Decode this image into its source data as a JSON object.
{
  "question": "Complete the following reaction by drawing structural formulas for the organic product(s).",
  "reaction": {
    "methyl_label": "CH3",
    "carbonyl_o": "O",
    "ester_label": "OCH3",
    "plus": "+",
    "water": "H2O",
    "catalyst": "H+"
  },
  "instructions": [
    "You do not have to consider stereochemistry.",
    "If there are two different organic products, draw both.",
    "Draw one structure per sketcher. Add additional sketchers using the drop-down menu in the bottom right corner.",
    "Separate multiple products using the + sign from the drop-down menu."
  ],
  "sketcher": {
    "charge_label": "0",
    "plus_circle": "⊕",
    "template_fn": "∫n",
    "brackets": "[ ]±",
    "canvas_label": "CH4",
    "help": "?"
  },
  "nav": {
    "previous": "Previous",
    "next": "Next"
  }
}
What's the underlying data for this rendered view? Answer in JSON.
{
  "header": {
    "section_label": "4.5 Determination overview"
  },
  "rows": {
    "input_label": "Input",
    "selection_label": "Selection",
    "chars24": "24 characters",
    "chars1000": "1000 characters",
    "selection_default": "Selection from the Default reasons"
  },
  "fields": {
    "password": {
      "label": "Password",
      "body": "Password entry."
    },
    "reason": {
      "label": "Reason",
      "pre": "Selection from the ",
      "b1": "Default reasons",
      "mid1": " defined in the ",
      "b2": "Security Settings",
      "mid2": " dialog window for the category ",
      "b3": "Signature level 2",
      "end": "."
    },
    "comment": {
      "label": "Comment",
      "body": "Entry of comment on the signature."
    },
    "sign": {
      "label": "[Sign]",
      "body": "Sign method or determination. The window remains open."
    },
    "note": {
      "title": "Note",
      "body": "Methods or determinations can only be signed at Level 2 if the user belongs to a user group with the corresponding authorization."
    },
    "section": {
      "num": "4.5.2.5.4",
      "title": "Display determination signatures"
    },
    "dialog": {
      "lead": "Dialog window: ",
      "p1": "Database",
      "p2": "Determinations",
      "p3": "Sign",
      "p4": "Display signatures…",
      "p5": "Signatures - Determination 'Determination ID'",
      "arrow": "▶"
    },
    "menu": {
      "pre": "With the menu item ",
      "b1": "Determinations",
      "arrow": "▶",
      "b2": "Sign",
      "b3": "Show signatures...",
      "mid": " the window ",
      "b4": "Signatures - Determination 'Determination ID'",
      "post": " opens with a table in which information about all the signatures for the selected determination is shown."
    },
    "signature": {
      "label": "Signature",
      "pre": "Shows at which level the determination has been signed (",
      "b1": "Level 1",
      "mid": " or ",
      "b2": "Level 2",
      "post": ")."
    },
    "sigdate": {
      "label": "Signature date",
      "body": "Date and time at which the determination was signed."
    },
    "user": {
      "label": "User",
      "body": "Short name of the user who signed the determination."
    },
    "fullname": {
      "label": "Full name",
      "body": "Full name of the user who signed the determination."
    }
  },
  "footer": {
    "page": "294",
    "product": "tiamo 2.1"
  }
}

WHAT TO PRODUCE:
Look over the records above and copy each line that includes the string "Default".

THE COMPLETED TASK:
    "selection_default": "Selection from the Default reasons"
      "b1": "Default reasons",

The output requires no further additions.